§ Problem:
Wherever a line of the data contains "console", copy that line.

§ Records provided:
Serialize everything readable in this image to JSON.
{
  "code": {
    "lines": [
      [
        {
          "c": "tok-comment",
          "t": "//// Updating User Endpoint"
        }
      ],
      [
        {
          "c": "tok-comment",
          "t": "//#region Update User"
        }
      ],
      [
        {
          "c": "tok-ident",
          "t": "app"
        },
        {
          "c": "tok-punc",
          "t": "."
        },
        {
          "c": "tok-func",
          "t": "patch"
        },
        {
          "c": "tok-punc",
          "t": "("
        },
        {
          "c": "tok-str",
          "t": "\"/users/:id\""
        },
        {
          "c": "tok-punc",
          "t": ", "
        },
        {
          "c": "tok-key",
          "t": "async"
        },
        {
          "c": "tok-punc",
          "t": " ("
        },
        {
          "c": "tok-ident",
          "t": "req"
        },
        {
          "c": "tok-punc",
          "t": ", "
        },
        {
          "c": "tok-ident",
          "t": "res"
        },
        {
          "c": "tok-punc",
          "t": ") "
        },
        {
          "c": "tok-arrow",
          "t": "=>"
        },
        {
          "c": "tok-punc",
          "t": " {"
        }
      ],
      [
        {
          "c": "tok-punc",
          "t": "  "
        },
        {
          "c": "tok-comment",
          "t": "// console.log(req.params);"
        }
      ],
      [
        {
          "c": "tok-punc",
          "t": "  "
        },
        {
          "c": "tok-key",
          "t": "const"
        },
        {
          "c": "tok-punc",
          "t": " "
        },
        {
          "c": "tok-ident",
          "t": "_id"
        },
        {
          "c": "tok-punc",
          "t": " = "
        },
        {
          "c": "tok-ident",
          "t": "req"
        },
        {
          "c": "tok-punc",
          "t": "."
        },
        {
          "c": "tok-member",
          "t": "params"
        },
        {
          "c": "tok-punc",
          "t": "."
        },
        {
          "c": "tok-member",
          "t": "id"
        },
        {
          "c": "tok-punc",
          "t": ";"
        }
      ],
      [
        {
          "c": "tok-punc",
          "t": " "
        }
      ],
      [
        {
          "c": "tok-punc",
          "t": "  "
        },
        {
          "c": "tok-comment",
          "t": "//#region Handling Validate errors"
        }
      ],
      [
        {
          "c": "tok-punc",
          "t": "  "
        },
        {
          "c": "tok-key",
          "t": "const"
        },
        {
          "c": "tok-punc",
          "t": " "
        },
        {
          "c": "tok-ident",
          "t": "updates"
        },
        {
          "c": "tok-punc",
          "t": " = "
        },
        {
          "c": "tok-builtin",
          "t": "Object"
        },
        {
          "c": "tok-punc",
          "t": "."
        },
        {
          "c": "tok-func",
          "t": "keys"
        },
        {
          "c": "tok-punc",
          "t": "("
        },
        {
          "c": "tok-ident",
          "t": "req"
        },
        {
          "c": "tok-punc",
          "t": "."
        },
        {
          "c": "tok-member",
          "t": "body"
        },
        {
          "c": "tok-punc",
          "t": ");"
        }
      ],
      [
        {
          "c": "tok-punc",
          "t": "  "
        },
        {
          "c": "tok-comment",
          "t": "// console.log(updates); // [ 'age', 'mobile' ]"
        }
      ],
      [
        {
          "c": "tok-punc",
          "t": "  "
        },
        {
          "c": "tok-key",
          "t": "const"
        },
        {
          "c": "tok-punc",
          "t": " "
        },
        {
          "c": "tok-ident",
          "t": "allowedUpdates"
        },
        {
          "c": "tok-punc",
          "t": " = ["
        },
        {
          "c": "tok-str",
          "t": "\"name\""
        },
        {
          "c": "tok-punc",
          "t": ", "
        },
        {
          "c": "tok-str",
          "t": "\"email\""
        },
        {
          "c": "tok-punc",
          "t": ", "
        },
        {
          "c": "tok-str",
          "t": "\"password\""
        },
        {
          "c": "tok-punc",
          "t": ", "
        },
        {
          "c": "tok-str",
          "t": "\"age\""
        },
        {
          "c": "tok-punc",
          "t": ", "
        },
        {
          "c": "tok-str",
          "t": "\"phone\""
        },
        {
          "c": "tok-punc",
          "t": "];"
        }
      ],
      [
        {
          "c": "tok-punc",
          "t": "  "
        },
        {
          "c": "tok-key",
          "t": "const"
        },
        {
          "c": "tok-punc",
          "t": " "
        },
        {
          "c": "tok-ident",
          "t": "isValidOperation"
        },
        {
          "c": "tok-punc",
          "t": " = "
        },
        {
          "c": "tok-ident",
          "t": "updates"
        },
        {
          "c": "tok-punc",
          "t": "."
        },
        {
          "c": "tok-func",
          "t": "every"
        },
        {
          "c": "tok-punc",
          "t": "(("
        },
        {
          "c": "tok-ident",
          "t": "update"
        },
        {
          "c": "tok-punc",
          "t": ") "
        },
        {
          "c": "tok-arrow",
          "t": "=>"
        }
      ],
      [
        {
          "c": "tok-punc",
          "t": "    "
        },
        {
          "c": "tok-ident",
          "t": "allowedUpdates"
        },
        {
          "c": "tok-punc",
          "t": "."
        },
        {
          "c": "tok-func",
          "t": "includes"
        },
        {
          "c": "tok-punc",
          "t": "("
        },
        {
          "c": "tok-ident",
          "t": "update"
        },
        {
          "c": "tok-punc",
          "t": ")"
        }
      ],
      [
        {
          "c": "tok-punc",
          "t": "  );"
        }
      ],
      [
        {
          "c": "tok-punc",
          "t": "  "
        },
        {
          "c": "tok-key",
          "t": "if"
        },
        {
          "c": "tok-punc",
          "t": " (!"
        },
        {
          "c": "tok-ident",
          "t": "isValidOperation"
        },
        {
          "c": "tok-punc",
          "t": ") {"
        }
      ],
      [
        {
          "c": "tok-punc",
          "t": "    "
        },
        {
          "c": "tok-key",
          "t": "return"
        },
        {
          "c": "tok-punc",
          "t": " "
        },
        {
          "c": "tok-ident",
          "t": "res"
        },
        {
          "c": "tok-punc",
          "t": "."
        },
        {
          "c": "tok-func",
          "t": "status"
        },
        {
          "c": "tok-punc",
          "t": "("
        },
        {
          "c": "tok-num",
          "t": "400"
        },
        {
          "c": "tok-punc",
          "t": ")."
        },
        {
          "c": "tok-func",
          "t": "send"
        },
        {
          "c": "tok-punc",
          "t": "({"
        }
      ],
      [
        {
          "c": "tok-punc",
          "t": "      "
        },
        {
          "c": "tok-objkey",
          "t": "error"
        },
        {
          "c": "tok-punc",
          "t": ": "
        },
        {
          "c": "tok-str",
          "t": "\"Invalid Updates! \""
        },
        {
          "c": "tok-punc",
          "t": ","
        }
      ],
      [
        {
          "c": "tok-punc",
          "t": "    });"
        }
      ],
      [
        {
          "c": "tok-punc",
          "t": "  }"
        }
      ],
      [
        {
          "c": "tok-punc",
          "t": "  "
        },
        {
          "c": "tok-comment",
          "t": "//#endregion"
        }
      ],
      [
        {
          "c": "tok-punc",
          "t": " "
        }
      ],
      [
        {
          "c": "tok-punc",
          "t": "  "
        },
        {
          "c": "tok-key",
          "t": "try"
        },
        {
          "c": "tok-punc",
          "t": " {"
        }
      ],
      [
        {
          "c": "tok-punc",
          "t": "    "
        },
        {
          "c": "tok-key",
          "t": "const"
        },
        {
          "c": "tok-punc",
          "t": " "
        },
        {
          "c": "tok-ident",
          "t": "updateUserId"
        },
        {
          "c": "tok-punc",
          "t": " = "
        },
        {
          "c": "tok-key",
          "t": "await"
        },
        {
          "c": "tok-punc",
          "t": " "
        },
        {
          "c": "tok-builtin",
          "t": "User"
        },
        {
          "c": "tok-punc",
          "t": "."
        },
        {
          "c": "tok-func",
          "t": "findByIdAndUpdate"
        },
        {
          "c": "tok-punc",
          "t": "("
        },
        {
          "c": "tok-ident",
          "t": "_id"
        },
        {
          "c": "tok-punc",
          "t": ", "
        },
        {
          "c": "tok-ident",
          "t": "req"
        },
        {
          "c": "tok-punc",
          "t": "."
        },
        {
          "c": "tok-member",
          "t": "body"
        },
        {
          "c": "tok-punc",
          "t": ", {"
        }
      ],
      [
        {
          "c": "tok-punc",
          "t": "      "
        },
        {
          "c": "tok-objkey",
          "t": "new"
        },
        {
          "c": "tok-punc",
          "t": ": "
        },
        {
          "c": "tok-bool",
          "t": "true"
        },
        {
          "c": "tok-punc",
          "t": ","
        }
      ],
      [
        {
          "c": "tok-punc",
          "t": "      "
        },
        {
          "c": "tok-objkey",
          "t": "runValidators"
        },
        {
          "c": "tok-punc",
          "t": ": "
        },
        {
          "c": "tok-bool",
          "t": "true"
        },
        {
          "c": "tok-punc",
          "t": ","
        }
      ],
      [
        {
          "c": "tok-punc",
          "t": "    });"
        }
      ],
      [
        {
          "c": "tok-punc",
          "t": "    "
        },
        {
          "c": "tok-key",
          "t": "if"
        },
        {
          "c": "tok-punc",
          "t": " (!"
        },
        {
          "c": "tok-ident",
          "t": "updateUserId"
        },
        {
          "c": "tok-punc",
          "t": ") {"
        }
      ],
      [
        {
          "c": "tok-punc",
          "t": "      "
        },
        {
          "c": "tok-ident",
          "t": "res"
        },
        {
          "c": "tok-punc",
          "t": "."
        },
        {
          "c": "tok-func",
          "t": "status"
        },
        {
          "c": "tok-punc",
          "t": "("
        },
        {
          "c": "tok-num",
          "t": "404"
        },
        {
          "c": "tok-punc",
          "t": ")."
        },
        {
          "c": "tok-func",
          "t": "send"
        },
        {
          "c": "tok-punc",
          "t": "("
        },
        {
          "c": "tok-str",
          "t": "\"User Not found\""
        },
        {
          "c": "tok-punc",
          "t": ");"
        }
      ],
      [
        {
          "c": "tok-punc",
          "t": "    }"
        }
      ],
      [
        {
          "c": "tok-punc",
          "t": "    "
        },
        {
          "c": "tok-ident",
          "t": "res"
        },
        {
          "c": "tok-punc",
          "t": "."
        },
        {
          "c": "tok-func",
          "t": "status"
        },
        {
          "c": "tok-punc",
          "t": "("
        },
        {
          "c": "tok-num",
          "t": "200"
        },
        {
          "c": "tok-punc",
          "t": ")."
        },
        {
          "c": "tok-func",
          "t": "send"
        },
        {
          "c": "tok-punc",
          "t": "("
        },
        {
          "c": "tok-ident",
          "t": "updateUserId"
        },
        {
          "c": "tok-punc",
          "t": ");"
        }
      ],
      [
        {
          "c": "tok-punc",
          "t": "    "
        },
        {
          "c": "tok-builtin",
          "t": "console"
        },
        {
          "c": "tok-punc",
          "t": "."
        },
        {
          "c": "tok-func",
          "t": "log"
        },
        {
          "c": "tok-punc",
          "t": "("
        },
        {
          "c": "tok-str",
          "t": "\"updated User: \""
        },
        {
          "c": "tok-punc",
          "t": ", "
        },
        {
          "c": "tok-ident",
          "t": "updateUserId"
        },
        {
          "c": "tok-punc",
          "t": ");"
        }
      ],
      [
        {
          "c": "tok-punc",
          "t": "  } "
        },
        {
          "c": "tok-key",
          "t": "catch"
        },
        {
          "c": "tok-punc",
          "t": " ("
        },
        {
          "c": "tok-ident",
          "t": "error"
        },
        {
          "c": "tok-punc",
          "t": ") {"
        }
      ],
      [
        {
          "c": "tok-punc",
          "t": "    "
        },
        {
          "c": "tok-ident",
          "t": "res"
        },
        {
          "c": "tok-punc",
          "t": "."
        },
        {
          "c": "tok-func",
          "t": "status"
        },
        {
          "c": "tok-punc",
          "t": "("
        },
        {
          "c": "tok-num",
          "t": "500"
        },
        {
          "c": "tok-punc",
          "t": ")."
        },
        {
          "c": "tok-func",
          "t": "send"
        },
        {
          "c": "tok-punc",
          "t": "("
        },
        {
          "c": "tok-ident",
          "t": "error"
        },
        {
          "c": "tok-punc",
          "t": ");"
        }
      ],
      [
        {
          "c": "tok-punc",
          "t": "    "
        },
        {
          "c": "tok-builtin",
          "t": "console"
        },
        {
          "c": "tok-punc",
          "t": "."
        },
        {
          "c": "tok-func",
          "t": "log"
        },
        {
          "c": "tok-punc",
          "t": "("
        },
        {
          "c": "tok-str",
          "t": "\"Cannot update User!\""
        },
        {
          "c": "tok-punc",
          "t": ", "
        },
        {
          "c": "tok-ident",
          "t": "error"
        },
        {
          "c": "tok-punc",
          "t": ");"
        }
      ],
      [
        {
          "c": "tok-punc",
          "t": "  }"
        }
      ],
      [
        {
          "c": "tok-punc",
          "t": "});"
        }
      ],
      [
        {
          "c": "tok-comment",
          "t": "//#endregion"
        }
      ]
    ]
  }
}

§ Output of the exercise:
          "t": "// console.log(req.params);"
          "t": "// console.log(updates); // [ 'age', 'mobile' ]"
          "t": "console"
          "t": "console"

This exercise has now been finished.